A study published in the Journal of Agricultural and Food Chemistry lists the benefits of lion’s mane mushroom as “antibiotic, anticarcinogenic, antidiabetic, anti-fatigue, antihypertensive, anti-hyperlipodemic, anti-senescence [anti-aging], cardioprotective, hepatoprotective, nephroprotective, and neuroprotective, and improves anxiety, cognitive function, and depression
A 2012 study conducted in Malaysia found that consuming lion’s mane mushroom could actually regenerate damaged cells from peripheral nerve injury, an injury affecting the delicate tissue between your brain and spinal cord.
A new report on the benefits of Lions Mane and Brain-derived neurotrophic factor (BDNF) has just arrived on my desk from Dr Rhonda Patrick, one of my favourite go to sources when researching functional nutrition. It makes compelling reading.
Turkey Tail Mushrooms
When it comes to functional foods, the turkey tail mushroom, may top the list. It’s the most researched functional mushroom of the bunch, proven to promote immune function.
Turkey Tail is prized for its beta glucan polysaccharides. Polysaccharides are “essential sugars” in the body that aid in activating immunity in the body. Clinical trials suggest that bacterial infections can be reduced using polysaccharides. The polysaccharides have strong communication with all T cells that are an essential part of white blood cells when fighting infection.
Known to stave off any infection, including those associated with the common cold or flu, it helps the immune system become more resilient against ill-causing germs. So when flu season approaches, you may want to include turkey tail in your dietary routine.
Studies are focussing on how turkey tail mushrooms may help cancer patients who are going through chemotherapy. As chemotherapy suppresses the immune system, the hope is that turkey tail mushroom builds the immune system up to better handle the weakness that chemo all too often causes.
Used for its healing abilities for thousands of years, this edible fungus fits the definition of a true superfood.
Often referenced as the king of the mushrooms, research in Japan, China, the U.S. and the U.K. demonstrate that reishi mushrooms are capable of offering protection against numerous diseases or illnesses.

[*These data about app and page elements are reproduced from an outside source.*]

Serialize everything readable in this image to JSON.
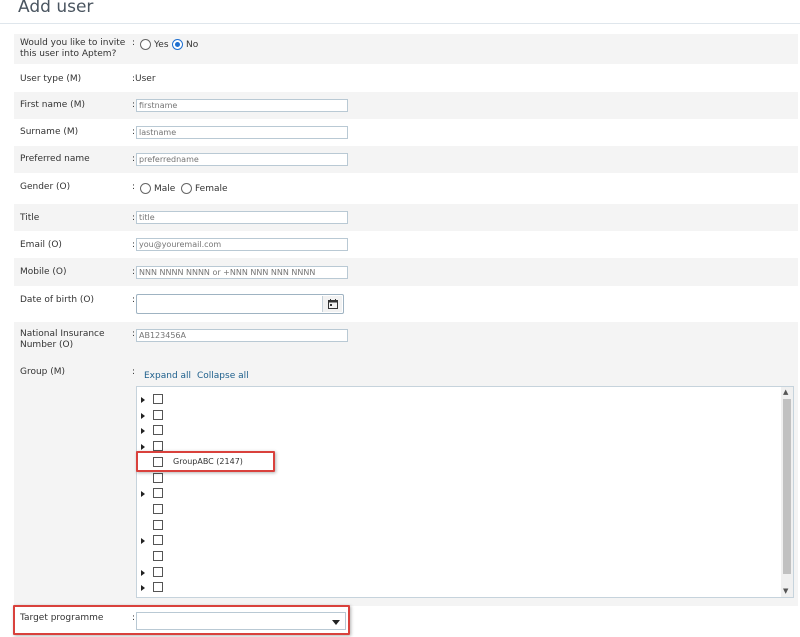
{
  "page": {
    "title": "Add user"
  },
  "form": {
    "invite": {
      "label": "Would you like to invite this user into Aptem?",
      "options": [
        "Yes",
        "No"
      ],
      "selected": "No"
    },
    "user_type": {
      "label": "User type (M)",
      "value": "User"
    },
    "first_name": {
      "label": "First name (M)",
      "placeholder": "firstname"
    },
    "surname": {
      "label": "Surname (M)",
      "placeholder": "lastname"
    },
    "preferred_name": {
      "label": "Preferred name",
      "placeholder": "preferredname"
    },
    "gender": {
      "label": "Gender (O)",
      "options": [
        "Male",
        "Female"
      ],
      "selected": null
    },
    "title": {
      "label": "Title",
      "placeholder": "title"
    },
    "email": {
      "label": "Email (O)",
      "placeholder": "you@youremail.com"
    },
    "mobile": {
      "label": "Mobile  (O)",
      "placeholder": "NNN NNNN NNNN or +NNN NNN NNN NNNN"
    },
    "dob": {
      "label": "Date of birth (O)",
      "value": ""
    },
    "ni_number": {
      "label": "National Insurance Number (O)",
      "placeholder": "AB123456A"
    },
    "group": {
      "label": "Group (M)",
      "expand_all": "Expand all",
      "collapse_all": "Collapse all",
      "items": [
        {
          "label": "",
          "expandable": true,
          "checked": false
        },
        {
          "label": "",
          "expandable": true,
          "checked": false
        },
        {
          "label": "",
          "expandable": true,
          "checked": false
        },
        {
          "label": "",
          "expandable": true,
          "checked": false
        },
        {
          "label": "GroupABC (2147)",
          "expandable": false,
          "checked": false,
          "highlighted": true
        },
        {
          "label": "",
          "expandable": false,
          "checked": false
        },
        {
          "label": "",
          "expandable": true,
          "checked": false
        },
        {
          "label": "",
          "expandable": false,
          "checked": false
        },
        {
          "label": "",
          "expandable": false,
          "checked": false
        },
        {
          "label": "",
          "expandable": true,
          "checked": false
        },
        {
          "label": "",
          "expandable": false,
          "checked": false
        },
        {
          "label": "",
          "expandable": true,
          "checked": false
        },
        {
          "label": "",
          "expandable": true,
          "checked": false
        }
      ]
    },
    "target_programme": {
      "label": "Target programme",
      "value": ""
    }
  },
  "colon": ":",
  "colors": {
    "highlight": "#d9413c",
    "link": "#1d5f8c",
    "row_shade": "#f4f4f4"
  },
  "icons": {
    "calendar": "calendar-icon",
    "dropdown": "chevron-down-icon",
    "expander": "caret-right-icon"
  }
}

Working as an “immune modulator,” reishi mushrooms help restore hormonal balance, bringing the body back to homeostasis while regulating activity of the immune system. This helps in the good fight against tumours and cancerous cells.
Reishi mushrooms act as a normalizing substance, regulating various cellular functions and systems, including the endocrine (hormonal), immune, cardiovascular, central nervous and digestive system.
Often referred to as Hen of the Woods, Maitake Mushrooms are not only delicious, they also boast of some amazing health benefits.
From regulating blood sugar to dropping cholesterol levels, Maitake work as adaptogens. Their powerful properties naturally restore and balance the body to promote better health.
Animal studies show maitake mushrooms are thought to boost immune function, reduce cholesterol, fight viruses and cancer and modulate blood pressure and sugar levels.
Recently, several promising studies have researched the potential connection between the maitake mushroom and cancer. Although research is still limited to animal models and in vitro studies, maitake mushrooms may contain powerful cancer-fighting properties .
Other research suggests maitake mushrooms may be therapeutic against PCOS (Polycystic ovarian syndrome) and could help combat common issues like infertility.
And animal studies indicates ingesting maitake mushroom for eight weeks lowers blood pressure as well as levels of triglycerides and cholesterol.
Cordyceps can help the body utilize oxygen more efficiently and enhance blood flow. This can be helpful for athletes or those who regularly work out. This mushroom has been shown to not only improve exercise and athletic performance, but also speed up post-workout muscle recovery. The mushroom is also known for stimulating both energy and the libido.